mod=$(($num%2))

if [ $mod -eq 0 ]; then
	echo "Number $num is even"
else
	echo "Number $num is odd"
fi

Let's run it again with the same numbers:

Bash Basics Series #7: If Else Statement

As you can see, the script is better as it also tells you if the number is odd.

Use elif (else if) statement

Here's a script that checks whether the given number is positive or negative. In mathematics, 0 is neither positive nor negative. This script keeps that fact in check as well.

#!/bin/bash

read -p "Enter the number: " num

if [ $num -lt 0 ]; then
	echo "Number $num is negative"
elif [ $num -gt 0 ]; then
	echo "Number $num is positive"
else
	echo "Number $num is zero"
fi

Let me run it to cover all three cases here:

Bash Basics Series #7: If Else Statement

Combine multiple conditions with logical operators

So far, so good. But do you know that you may have multiple conditions in a single by using logical operators like AND (&&), OR (||) etc? It gives you the ability to write complex conditions.

Let's write a script that tells you whether the given year is a leap year or not.

Do you remember the conditions for being a leap year? It should be divided by 4 but if it is divisible by 100, it's not a leap year. However, if it is divisible by 400, it is a leap year.

Here's my script.

#!/bin/bash

read -p "Enter the year: " year

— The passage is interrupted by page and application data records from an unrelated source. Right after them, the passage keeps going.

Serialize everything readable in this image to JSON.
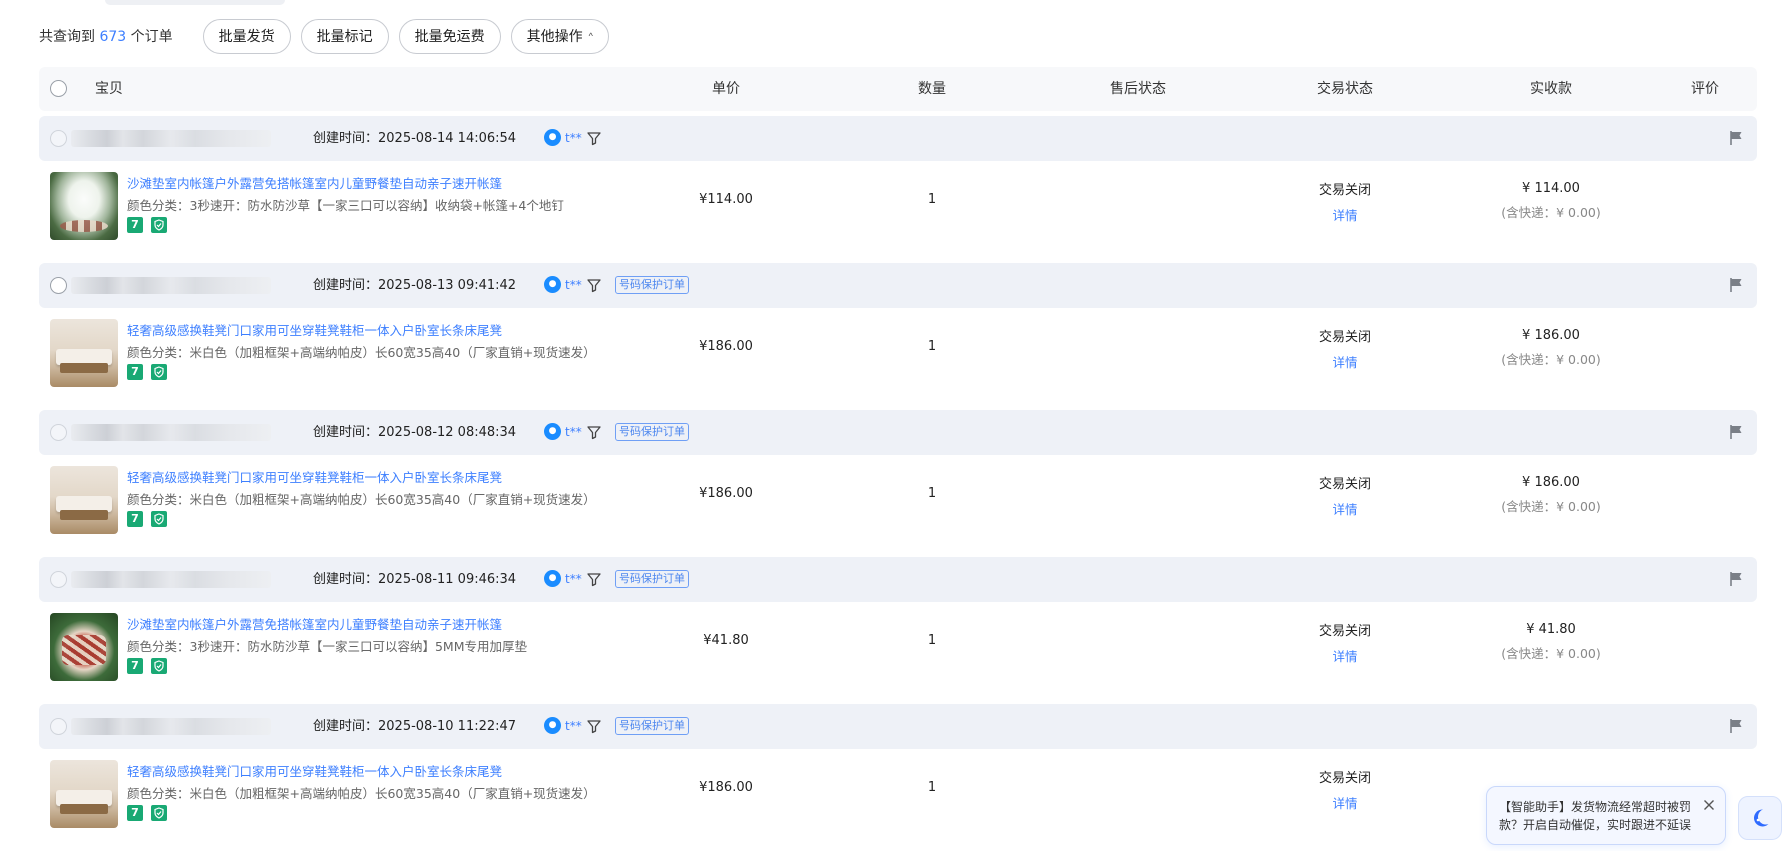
{
  "toolbar": {
    "count_prefix": "共查询到",
    "count_value": "673",
    "count_suffix": "个订单",
    "batch_ship": "批量发货",
    "batch_mark": "批量标记",
    "batch_free_shipping": "批量免运费",
    "other_ops": "其他操作",
    "other_ops_chevron": "^"
  },
  "table_header": {
    "item": "宝贝",
    "unit_price": "单价",
    "quantity": "数量",
    "after_sale": "售后状态",
    "trade_status": "交易状态",
    "paid": "实收款",
    "review": "评价"
  },
  "orders": [
    {
      "created": "创建时间：2025-08-14 14:06:54",
      "buyer": "t**",
      "protect_tag": "",
      "title": "沙滩垫室内帐篷户外露营免搭帐篷室内儿童野餐垫自动亲子速开帐篷",
      "sku": "颜色分类：3秒速开：防水防沙草【一家三口可以容纳】收纳袋+帐篷+4个地钉",
      "price": "¥114.00",
      "qty": "1",
      "status": "交易关闭",
      "detail": "详情",
      "paid": "¥ 114.00",
      "shipping": "(含快递：¥ 0.00)"
    },
    {
      "created": "创建时间：2025-08-13 09:41:42",
      "buyer": "t**",
      "protect_tag": "号码保护订单",
      "title": "轻奢高级感换鞋凳门口家用可坐穿鞋凳鞋柜一体入户卧室长条床尾凳",
      "sku": "颜色分类：米白色（加粗框架+高端纳帕皮）长60宽35高40（厂家直销+现货速发）",
      "price": "¥186.00",
      "qty": "1",
      "status": "交易关闭",
      "detail": "详情",
      "paid": "¥ 186.00",
      "shipping": "(含快递：¥ 0.00)"
    },
    {
      "created": "创建时间：2025-08-12 08:48:34",
      "buyer": "t**",
      "protect_tag": "号码保护订单",
      "title": "轻奢高级感换鞋凳门口家用可坐穿鞋凳鞋柜一体入户卧室长条床尾凳",
      "sku": "颜色分类：米白色（加粗框架+高端纳帕皮）长60宽35高40（厂家直销+现货速发）",
      "price": "¥186.00",
      "qty": "1",
      "status": "交易关闭",
      "detail": "详情",
      "paid": "¥ 186.00",
      "shipping": "(含快递：¥ 0.00)"
    },
    {
      "created": "创建时间：2025-08-11 09:46:34",
      "buyer": "t**",
      "protect_tag": "号码保护订单",
      "title": "沙滩垫室内帐篷户外露营免搭帐篷室内儿童野餐垫自动亲子速开帐篷",
      "sku": "颜色分类：3秒速开：防水防沙草【一家三口可以容纳】5MM专用加厚垫",
      "price": "¥41.80",
      "qty": "1",
      "status": "交易关闭",
      "detail": "详情",
      "paid": "¥ 41.80",
      "shipping": "(含快递：¥ 0.00)"
    },
    {
      "created": "创建时间：2025-08-10 11:22:47",
      "buyer": "t**",
      "protect_tag": "号码保护订单",
      "title": "轻奢高级感换鞋凳门口家用可坐穿鞋凳鞋柜一体入户卧室长条床尾凳",
      "sku": "颜色分类：米白色（加粗框架+高端纳帕皮）长60宽35高40（厂家直销+现货速发）",
      "price": "¥186.00",
      "qty": "1",
      "status": "交易关闭",
      "detail": "详情",
      "paid": "",
      "shipping": ""
    }
  ],
  "badges": {
    "b1": "7"
  },
  "assistant": {
    "tip": "【智能助手】发货物流经常超时被罚款？开启自动催促，实时跟进不延误"
  },
  "icons": {
    "buyer_icon": "wangwang-chat-icon",
    "filter": "filter-funnel-icon",
    "flag": "flag-icon",
    "close": "close-icon",
    "assistant": "moon-assistant-icon"
  },
  "colors": {
    "link_blue": "#3d7fff",
    "badge_green": "#19a974",
    "row_bg": "#eef1f7"
  }
}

if [[ ($(($year%4)) -eq 0 && $(($year%100)) != 0) || ($(($year%400)) -eq 0) ]]; then
	echo "Year $year is leap year"
else
	echo "Year $year is normal year"
fi
💡
Notice the use of double brackets [[ ]] above. It is mandatory if you are using logical operators.

Verify the script by running it with different data:

Bash Basics Series #7: If Else Statement

🏋️ Exercise time

Let's do some workout 🙂

Exercise 1: Write a bash shell script that checks the length of the string provided to it as an argument. If no argument is provided, it prints 'empty string'.

Exercise 2: Write a shell script that checks whether a given file exists or not. You can provide the full file path as the argument or use it directly in the script.

Hint: Use -f for file

Exercise 3: Enhance the previous script by checking if the given file is regular file, a directory or a link or if it doesn't exist.

Hint: Use -f, -d and -L

Exercise 3: Write a script that accepts two string arguments. The script should check if the first string contains the second argument as a substring.

Hint: Refer to the previous chapter on bash strings

You may discuss your solution in the Community:

Practice Exercise in Bash Basics Series #7: If Else Statements
If you are following the Bash Basics series on It’s FOSS, you can submit and discuss the answers to the exercise at the end of the chapter: Fellow experienced members are encouraged to provide their feedback to new members. Do note that there could be more than one answer to a given problem.
Bash Basics Series #7: If Else Statement

I hope you are enjoying the Bash Basics Series. In the next chapter, you'll learn about using loops in Bash. Keep on bashing!


Source link

Leave a Reply

Your email address will not be published. Required fields are marked *

This site uses Akismet to reduce spam. Learn how your comment data is processed.

Skip to content